Name Derivation

  • Holodiscus (ho-lo-DIS-kus) – from the Greek holos, “entire,” and diskos, “a disk,” referring to the unlobed disk lining the floral cup
  • discolor (DIS-ko-lor) – from the Greek dis- meaning “two” and “color,” referring to the bicolored leaves
    • The prefix dis- can also mean “without,” possibly referring to the white (uncolored) flowers
  • Ocean spray – the many-flowered clusters suggest the frothy spray of ocean waves

Notes

  • Although the tiny seed can be dispersed by animals, most often it is wind dispersed (Bressette 2016)
  • Edgewood’s ocean spray is classified as a variety
    • Subspecies rank is used to recognize geographic distinctiveness, whereas variety rank is appropriate for variants seen throughout the geographic range of the species; in practice, these two ranks are not distinct

ID Tips

  • Any time of year, look for the distinctive flower sprays, which persist even when dry and brown

At Edgewood

  • Found in woodlands
    • Look for ocean spray on the Sylvan trail just beyond the waterfall along north-facing “rose alley,” where several members of the rose family grow
    • See iNaturalist for observations of Holodiscus discolor
  • Flowers April – July

See General References

Specific References

Bressette, D. 2016, Mar. 21. Ocean Spray, Holodiscus discolor. Native Plants of the Pacific Northwest.

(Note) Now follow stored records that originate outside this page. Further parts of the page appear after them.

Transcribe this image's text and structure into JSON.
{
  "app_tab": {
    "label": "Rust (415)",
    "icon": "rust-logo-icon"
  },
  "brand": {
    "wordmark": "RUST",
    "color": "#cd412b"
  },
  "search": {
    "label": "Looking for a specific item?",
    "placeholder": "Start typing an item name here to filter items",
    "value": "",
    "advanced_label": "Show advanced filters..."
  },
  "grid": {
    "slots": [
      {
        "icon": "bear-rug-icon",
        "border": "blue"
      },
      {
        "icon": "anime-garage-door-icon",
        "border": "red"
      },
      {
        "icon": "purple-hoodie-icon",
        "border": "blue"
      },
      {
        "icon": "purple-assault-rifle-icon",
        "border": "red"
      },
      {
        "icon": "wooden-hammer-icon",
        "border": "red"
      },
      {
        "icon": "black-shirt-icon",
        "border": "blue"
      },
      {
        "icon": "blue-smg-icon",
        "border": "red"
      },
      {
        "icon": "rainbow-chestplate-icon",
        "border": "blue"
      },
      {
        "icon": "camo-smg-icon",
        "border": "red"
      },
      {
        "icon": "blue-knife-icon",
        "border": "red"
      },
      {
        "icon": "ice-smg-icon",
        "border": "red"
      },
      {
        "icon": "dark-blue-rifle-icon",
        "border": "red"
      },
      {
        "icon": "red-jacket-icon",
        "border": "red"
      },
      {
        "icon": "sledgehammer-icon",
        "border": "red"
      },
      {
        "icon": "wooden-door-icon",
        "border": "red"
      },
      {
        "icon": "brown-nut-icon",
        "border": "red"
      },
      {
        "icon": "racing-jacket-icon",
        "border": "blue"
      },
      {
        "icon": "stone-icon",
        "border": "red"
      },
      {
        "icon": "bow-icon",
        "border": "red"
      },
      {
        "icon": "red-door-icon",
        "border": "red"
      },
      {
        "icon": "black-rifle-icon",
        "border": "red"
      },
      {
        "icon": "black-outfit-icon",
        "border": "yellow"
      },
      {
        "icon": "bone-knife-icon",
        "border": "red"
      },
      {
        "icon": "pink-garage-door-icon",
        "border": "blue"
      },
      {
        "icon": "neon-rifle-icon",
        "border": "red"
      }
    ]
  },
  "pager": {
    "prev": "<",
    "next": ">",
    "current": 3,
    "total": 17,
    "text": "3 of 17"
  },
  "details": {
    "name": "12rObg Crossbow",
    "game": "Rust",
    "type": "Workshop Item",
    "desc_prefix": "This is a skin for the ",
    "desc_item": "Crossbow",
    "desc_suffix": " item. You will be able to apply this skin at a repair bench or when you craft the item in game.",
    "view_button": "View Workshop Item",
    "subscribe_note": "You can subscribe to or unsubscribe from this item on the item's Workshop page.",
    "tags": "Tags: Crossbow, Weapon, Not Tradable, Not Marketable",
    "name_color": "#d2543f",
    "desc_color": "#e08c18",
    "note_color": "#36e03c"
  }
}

Fryer, J. 2010. Holodiscus discolor. Fire Effects Information System. U.S. Department of Agriculture, Forest Service, Rocky Mountain Research Station, Fire Sciences Laboratory.

Gonzalves, P. and Darris, D. 2007. Plant Fact Sheet: Oceanspray (Holodiscus discolor (Pursh) Maxim.). U.S. Department of Agriculture, Natural Resources Conservation Service, Plant Materials Center, Corvallis, Oregon.

Prigge, B.A. and Gibson, A.C. 2016. Holodiscus discolor var. discolor. A Naturalist’s Flora of the Santa Monica Mountains and Simi Hills, California. Web version, hosted at Wildflowers of the Santa Monica Mountains National Recreation Area. National Park Service. US Department of Interior.

Safford, H.D. and Miller, J.E.D. 2020. An Updated Database of Serpentine Endemism in the California Flora. Madroño, 67(2), pp. 85-104.